BRUEGEL, Pieter the Elder
(b. ca. 1525, Brogel, d. 1569, Brussel)

The Triumph of Death (detail)

c. 1562
Oil on panel
Museo del Prado, Madrid

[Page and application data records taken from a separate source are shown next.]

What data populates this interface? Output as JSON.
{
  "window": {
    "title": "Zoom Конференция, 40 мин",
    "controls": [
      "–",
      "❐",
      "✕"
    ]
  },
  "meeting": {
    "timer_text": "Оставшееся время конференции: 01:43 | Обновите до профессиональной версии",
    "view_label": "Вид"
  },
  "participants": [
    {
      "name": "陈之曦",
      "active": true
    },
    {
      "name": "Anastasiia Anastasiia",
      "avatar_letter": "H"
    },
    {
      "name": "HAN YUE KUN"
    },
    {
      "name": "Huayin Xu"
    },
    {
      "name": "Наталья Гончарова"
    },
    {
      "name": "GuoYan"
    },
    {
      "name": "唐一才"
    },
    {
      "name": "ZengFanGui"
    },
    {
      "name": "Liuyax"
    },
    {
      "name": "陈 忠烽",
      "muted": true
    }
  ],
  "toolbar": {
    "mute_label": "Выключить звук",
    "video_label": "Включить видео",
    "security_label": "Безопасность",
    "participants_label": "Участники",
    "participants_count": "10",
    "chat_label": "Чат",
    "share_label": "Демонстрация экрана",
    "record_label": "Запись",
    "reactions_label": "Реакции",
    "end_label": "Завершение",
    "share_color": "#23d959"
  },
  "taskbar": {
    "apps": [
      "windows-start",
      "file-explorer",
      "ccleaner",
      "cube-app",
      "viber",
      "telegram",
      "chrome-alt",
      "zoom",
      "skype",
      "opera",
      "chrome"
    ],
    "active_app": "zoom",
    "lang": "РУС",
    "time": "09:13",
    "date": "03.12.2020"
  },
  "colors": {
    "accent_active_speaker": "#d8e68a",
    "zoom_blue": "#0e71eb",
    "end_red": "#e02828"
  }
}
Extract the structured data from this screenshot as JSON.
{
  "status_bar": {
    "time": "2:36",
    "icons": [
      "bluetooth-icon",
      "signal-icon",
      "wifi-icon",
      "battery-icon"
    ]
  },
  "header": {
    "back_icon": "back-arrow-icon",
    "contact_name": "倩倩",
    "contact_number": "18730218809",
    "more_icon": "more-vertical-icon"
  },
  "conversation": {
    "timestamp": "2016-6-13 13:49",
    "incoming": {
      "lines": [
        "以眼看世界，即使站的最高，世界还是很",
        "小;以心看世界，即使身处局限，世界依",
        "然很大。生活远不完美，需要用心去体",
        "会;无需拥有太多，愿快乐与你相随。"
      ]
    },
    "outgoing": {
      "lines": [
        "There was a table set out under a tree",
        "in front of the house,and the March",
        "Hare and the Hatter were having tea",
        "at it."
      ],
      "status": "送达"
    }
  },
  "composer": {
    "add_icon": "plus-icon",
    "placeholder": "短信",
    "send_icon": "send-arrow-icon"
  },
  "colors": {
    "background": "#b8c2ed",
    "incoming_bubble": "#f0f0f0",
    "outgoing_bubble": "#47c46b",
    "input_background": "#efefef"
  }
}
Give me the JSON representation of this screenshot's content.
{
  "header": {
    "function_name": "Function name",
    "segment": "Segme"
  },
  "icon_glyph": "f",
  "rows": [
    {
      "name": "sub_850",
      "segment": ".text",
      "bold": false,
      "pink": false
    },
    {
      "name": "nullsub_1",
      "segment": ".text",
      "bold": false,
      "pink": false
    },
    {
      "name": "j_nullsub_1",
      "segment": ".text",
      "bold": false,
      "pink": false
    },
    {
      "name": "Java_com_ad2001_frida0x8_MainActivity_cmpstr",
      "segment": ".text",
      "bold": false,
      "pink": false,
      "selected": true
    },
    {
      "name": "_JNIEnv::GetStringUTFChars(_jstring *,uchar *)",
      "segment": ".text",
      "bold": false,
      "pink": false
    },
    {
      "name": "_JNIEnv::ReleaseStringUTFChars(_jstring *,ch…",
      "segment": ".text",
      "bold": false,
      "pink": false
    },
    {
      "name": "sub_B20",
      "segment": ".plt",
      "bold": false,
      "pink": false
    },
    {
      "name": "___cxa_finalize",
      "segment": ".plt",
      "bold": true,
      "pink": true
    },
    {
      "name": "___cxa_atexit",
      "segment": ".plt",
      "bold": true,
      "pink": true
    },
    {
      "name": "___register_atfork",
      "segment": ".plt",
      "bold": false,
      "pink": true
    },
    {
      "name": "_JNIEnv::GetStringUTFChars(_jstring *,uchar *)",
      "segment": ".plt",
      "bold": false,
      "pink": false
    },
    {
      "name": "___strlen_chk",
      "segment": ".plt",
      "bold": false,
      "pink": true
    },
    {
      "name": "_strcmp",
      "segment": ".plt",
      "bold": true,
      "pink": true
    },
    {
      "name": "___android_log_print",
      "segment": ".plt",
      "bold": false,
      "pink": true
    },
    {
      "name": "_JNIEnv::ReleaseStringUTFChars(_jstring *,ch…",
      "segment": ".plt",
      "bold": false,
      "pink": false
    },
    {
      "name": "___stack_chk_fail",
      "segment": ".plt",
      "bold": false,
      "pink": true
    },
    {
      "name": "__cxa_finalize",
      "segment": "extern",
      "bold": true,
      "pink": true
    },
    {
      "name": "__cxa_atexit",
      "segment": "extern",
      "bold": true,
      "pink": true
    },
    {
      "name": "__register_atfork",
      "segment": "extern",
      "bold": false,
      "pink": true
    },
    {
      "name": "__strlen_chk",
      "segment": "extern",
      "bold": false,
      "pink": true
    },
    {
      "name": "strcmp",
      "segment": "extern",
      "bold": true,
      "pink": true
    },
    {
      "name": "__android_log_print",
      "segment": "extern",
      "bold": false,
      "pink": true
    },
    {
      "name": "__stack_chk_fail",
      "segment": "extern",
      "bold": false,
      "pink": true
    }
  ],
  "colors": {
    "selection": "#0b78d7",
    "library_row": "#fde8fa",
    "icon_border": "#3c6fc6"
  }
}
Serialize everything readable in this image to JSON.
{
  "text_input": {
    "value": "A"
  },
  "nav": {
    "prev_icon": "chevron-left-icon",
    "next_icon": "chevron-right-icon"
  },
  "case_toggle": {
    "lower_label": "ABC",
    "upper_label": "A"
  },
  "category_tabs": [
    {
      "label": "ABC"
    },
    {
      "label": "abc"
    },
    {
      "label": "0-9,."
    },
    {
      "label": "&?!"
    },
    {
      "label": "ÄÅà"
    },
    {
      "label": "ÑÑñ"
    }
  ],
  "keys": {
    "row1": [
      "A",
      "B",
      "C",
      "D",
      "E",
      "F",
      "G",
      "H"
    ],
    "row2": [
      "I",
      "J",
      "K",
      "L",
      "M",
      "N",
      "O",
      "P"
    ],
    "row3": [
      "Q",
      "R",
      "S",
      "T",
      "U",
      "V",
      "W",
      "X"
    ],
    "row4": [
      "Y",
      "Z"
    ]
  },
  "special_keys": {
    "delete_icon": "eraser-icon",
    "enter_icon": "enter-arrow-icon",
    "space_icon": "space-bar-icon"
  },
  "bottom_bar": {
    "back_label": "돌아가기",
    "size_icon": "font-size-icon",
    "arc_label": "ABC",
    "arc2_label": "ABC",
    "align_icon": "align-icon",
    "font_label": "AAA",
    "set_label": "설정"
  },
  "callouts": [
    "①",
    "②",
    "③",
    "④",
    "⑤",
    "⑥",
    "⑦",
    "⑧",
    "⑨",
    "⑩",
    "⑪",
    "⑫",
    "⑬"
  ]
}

The detail shows the lower right-hand corner of the painting. The oppressively crowded composition is filled by bustling groups; only the couple playing music stands out with tranquillity. A buxom young woman sings from a musical score, while a seated knight turning toward her accompanies her on the lute. This is a small island of youth, beauty and harmony in the midst of a destructive, raging storm. The flute lying next to them is a traditional erotic symbol: the two are lovers. Death, however, is already behind them. He uses his mushroom-like instrument as if it were a viola da braccio. Perhaps because of the grotesque manner in which he draws his bow by reaching from underneath, or because of his deformed grin, the observer has the impression that his music consists of wild, excrutiating notes. He disturbs the idyll and mocks the art.